Let’s face it: shortening your customer experience survey can be overwhelming. You have so many priorities, stakeholders, and initiatives to inform and consider, but you want to capture that information with as few questions as possible in order to avoid survey fatigue.
However tedious the process may be, there’s no denying that CX surveys are one of the best ways to gather feedback for your company. InMoment research has found that responding to a survey was customers’ most preferred feedback method, with the second being to send an electronic message to the company.
So, How Long Should My Customer Survey Be?
The general rule is that your survey should ask as few questions as possible while still getting your business all the answers you need. Ideally, they would take five minutes or less.
Remember: customers want to give direct feedback—but they also don’t want to spend more than a few minutes doing so. If you’re looking to simplify and optimize your surveys, here are three useful tips to remember when shortening your CX surveys!
- Shortening Your Surveys Doesn’t Necessarily Lead to Higher Response Rate
- Think of Others Before Cutting a Question
- Aim for Short, but Complete Surveys
Tip #1: Shortening Your Surveys Doesn’t Necessarily Lead to Higher Response Rates
Having a compact survey is helpful to produce more valuable responses, but it doesn’t directly correlate with a higher response rate. According to our study, survey respondents acknowledged that the frequency of receiving surveys has gone up (an increase of 42%), but that their willingness to complete those surveys has stayed about the same (58%). From these results, we can glean that customers aren’t feeling overwhelmed by the increase in survey requests. But what about length?
The vast majority of non-response actually occurs on the first page of the survey or when respondents never open the survey after receiving an invite. In fact, in some of our CX measurement programs, when respondents are asked if they would be willing to continue answering additional questions about 50% to 75% agree to continue. This doesn’t mean that you should make your surveys as long as you want. But it does show, to an extent, that a shorter survey won’t equal more responses.
Tip #2: Think of Others Before Cutting a Question
A brand typically shortens its surveys because it isn’t using all the information. This makes complete sense, but the reality is that data can often become siloed, keeping other departments in the company in the dark. Corporate research managers may forget how their information can be useful for other departments (e.g., marketing, product development). So make sure that your questions don’t just support your department, but your brand as a whole!

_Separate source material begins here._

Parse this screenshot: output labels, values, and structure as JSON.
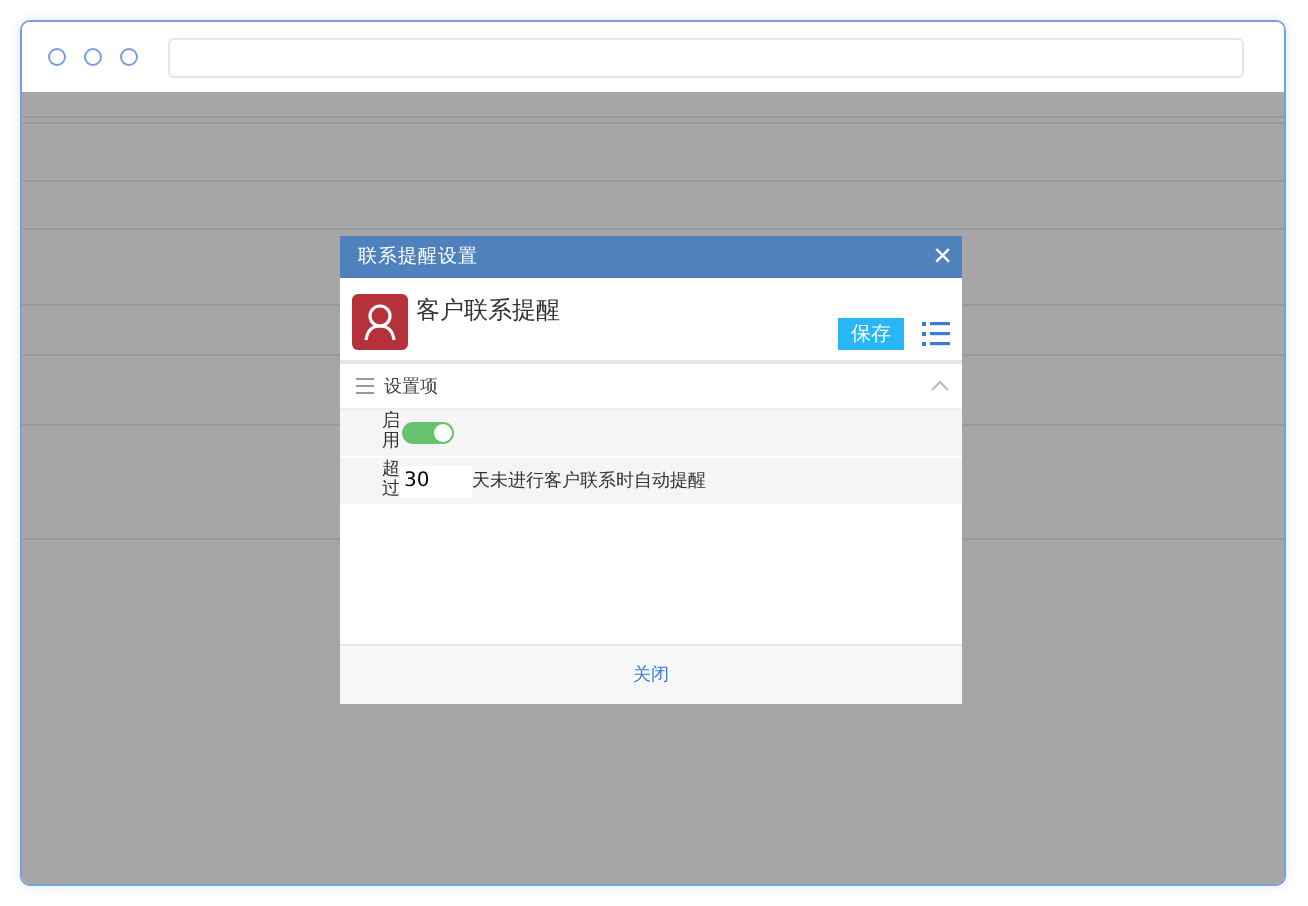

Additionally, before cutting a question out, make sure you know who “owned” that question, and notify them as to why it’s being cut. For instance, if the information that stakeholder needs is readily available via customer relationship management (CRM) software like Salesforce, let them know. That way you are serving both your internal stakeholders and your customers’ needs for a shorter survey at the same time.
Similarly, when shortening your customer experience survey, always keep the customer in mind. When we asked customers why they respond to CX surveys, the top reason was because they believed that companies valued their input. Asking meaningful questions shows the customer that your business actually cares. And you can go even further! For example, an InMoment client that manufactures medical devices and supplies tells customers they care by sending them letter updates explaining how they’ve taken action based on their survey responses.
Tip #3: Aim for Short, but Complete Surveys
We are going to refer back to the guiding principle we spoke about above: when creating a survey, ask as few questions as you can while still getting all the answers you need. Yes, that’s easier said than done, but not impossible! We recommend using a backward research process where you first ask your internal team, “what decisions do we want to make when we get our survey results, and what information do we want to be able to tell others?” Having other corporate departments in mind will help you create a more condensed and complete survey.
Additionally, your survey should include an open-ended question that allows your customers to talk about whatever they want. Your brand will get a better idea of what customers care about and want changed—and what you need to do to take action. However, keep in mind that “short for shortness’ sake” is not necessarily a good thing. Customers are willing to take longer surveys, but it’s the thoughtfulness and quality of each question on a survey that’s important—not the survey being short itself.
Your survey should be long enough to allow your customer to completely express themselves and tell their story. With that context, your CX platform will be able to identify opportunities to maximize success and minimize friction—and isn’t that what we all want at the end of the day?
We’ve gone through a couple tips for shortening your customer experience survey. Looking for more? Click here to understand the empirical evidence that supports shorter customer experience surveys!